Cryptographic techniques based on possession of private keys rely very much on the assumption that the private keys can be used only by the key’s owner. As contemporary architectures of operating systems do not provide such a guarantee, special devices such as smart cards and TPM modules are intended to serve as secure storage for such keys. When carefully designed, these devices can be examined and certified as secure devices for holding private keys. However, this approach has a serious drawback: certification procedure is expensive, requires very specialized knowledge and its result cannot be verified independently by an end-user. On the other hand, malicious cryptography techniques can be used to circumvent the security mechanisms installed in a device. Moreover, in practice we often are forced to retreat to solutions such as generation of the private keys outside secure devices. In this case we are forced to trust blindly the parties providing such services.
We propose an architecture for electronic signatures and signature creation devices such that in case of key leakage, any use of leaked keys will be detected with a fairly high probability. The main idea is that using the private keys outside the legitimate place leads to disclosure of these keys preventing any claims of validity of signatures in any thinkable legal situation.

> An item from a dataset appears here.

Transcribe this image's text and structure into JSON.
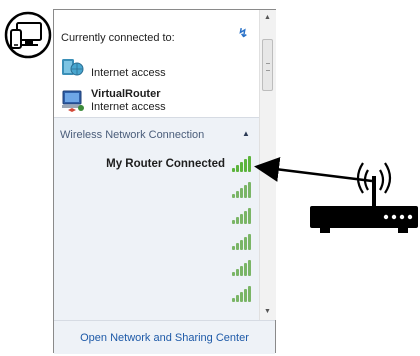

Our approach is stronger than fail-stop signatures. Indeed, fail-stop signatures protect against derivation of keys via cryptanalysis of public keys, but cannot do anything about key leakage or making a copy of the key by a service provider that generates the key pairs for the clients.
Our approach is a simple alternative to the usual attempts to make cryptographic cards and TPM as tamper resistant as possible, that is, to solve the problem alone by hardware means. It also addresses the question of using private keys stored in not highly secure environment without a dramatic redesign of operating systems. It can be used as a stand alone solution, or just as an additional mechanism for building trust of an end-user.